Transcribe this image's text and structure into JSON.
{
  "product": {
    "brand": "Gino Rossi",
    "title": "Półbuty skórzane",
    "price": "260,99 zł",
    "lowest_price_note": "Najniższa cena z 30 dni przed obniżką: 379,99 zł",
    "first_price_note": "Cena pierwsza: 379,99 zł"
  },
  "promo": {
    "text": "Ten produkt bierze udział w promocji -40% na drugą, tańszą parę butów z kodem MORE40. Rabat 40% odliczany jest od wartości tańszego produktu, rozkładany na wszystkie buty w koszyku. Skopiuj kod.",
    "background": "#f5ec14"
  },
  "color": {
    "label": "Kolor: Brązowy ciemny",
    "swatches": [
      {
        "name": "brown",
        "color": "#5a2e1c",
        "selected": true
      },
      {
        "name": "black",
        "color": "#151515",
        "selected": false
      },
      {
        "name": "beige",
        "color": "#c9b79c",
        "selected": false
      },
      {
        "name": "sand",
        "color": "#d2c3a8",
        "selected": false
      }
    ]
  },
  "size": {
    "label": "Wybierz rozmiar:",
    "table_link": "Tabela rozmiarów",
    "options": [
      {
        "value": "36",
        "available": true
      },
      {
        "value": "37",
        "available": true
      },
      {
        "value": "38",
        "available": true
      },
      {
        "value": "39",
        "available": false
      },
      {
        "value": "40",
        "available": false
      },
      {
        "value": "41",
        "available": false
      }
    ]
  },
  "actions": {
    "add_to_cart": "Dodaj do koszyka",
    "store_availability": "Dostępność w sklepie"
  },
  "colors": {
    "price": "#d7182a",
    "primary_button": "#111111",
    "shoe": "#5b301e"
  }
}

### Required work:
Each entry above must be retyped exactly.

### Output for this task:
Transcribe this image's text and structure into JSON.
{
  "product": {
    "brand": "Gino Rossi",
    "title": "Półbuty skórzane",
    "price": "260,99 zł",
    "lowest_price_note": "Najniższa cena z 30 dni przed obniżką: 379,99 zł",
    "first_price_note": "Cena pierwsza: 379,99 zł"
  },
  "promo": {
    "text": "Ten produkt bierze udział w promocji -40% na drugą, tańszą parę butów z kodem MORE40. Rabat 40% odliczany jest od wartości tańszego produktu, rozkładany na wszystkie buty w koszyku. Skopiuj kod.",
    "background": "#f5ec14"
  },
  "color": {
    "label": "Kolor: Brązowy ciemny",
    "swatches": [
      {
        "name": "brown",
        "color": "#5a2e1c",
        "selected": true
      },
      {
        "name": "black",
        "color": "#151515",
        "selected": false
      },
      {
        "name": "beige",
        "color": "#c9b79c",
        "selected": false
      },
      {
        "name": "sand",
        "color": "#d2c3a8",
        "selected": false
      }
    ]
  },
  "size": {
    "label": "Wybierz rozmiar:",
    "table_link": "Tabela rozmiarów",
    "options": [
      {
        "value": "36",
        "available": true
      },
      {
        "value": "37",
        "available": true
      },
      {
        "value": "38",
        "available": true
      },
      {
        "value": "39",
        "available": false
      },
      {
        "value": "40",
        "available": false
      },
      {
        "value": "41",
        "available": false
      }
    ]
  },
  "actions": {
    "add_to_cart": "Dodaj do koszyka",
    "store_availability": "Dostępność w sklepie"
  },
  "colors": {
    "price": "#d7182a",
    "primary_button": "#111111",
    "shoe": "#5b301e"
  }
}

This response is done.